And the President directly address this notion of what is normal life going to start again, and he said, look, we simply don't know because look at what happened in several countries in Asia where they thought they had this virus under control, and then they saw the start of a second wave. And that's what we want to avoid.

VAUSE: OK, Cyril, thank you. Cyril Vanier there bringing us up to date with that announcement by the French President last night. Cyril, thank you. Very quickly, a round of applause at a hospital in Brazil.

That applause for this 97-year-old lady who recovered from the Coronavirus. She was hospitalized at the beginning of the month, battled the virus for close to two weeks, and there she is being wheeled out of the facility over the weekend. Doctors say she is a ray of hope and is Brazil's oldest known survivor of the virus, and that if she can do it, so many others can as well.

Thank you for watching CNN NEWSROOM. I'm John Vause. Our news coverage continues next with my colleague and friend Rosemary Church after the break.


ROSEMARY CHURCH, CNN INTERNATIONAL ANCHOR: Hello and welcome to our viewers joining us from all around the world. You are watching CNN NEWSROOM and I'm Rosemary Church. Just ahead --

(BEGIN VIDEO CLIP) TRUMP: You're so -- you're so disgraceful.
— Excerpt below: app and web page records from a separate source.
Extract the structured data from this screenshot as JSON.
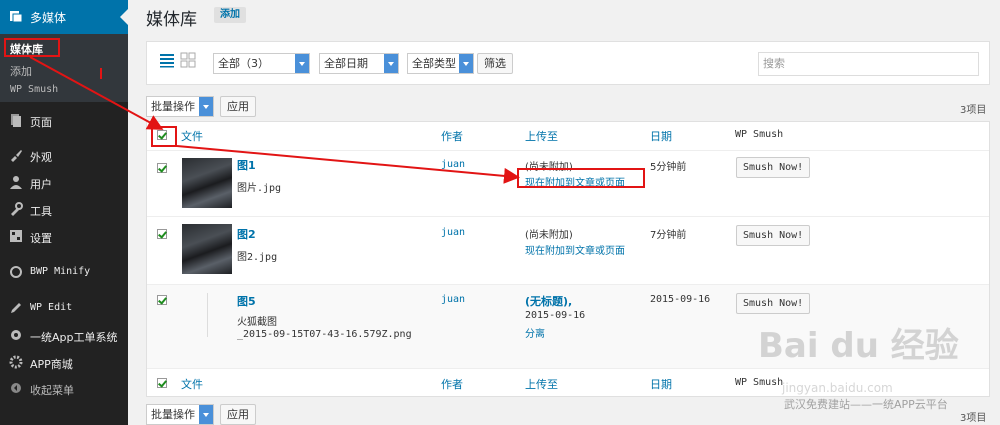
{
  "sidebar": {
    "header": "多媒体",
    "submenu": [
      "媒体库",
      "添加",
      "WP Smush"
    ],
    "items": [
      "页面",
      "外观",
      "用户",
      "工具",
      "设置",
      "BWP Minify",
      "WP Edit",
      "一统App工单系统",
      "APP商城",
      "收起菜单"
    ]
  },
  "page": {
    "title": "媒体库",
    "add_label": "添加"
  },
  "filters": {
    "all": "全部（3）",
    "dates": "全部日期",
    "types": "全部类型",
    "filter_button": "筛选",
    "search_placeholder": "搜索"
  },
  "bulk": {
    "label": "批量操作",
    "apply": "应用",
    "count": "3项目"
  },
  "table": {
    "headers": {
      "file": "文件",
      "author": "作者",
      "uploaded_to": "上传至",
      "date": "日期",
      "smush": "WP Smush"
    },
    "rows": [
      {
        "title": "图1",
        "filename": "图片.jpg",
        "author": "juan",
        "attached": "(尚未附加)",
        "attach_link": "现在附加到文章或页面",
        "date": "5分钟前",
        "smush": "Smush Now!"
      },
      {
        "title": "图2",
        "filename": "图2.jpg",
        "author": "juan",
        "attached": "(尚未附加)",
        "attach_link": "现在附加到文章或页面",
        "date": "7分钟前",
        "smush": "Smush Now!"
      },
      {
        "title": "图5",
        "filename": "火狐截图",
        "filename2": "_2015-09-15T07-43-16.579Z.png",
        "author": "juan",
        "attached": "(无标题),",
        "attached_date": "2015-09-16",
        "detach": "分离",
        "date": "2015-09-16",
        "smush": "Smush Now!"
      }
    ]
  },
  "watermark": {
    "logo": "Bai du 经验",
    "url": "jingyan.baidu.com",
    "caption": "武汉免费建站——一统APP云平台"
  },
  "colors": {
    "accent": "#0073aa",
    "sidebar": "#222222",
    "highlight": "#e21414"
  }
}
It's so disgraceful the way you said it. The President of the United States calls the shots.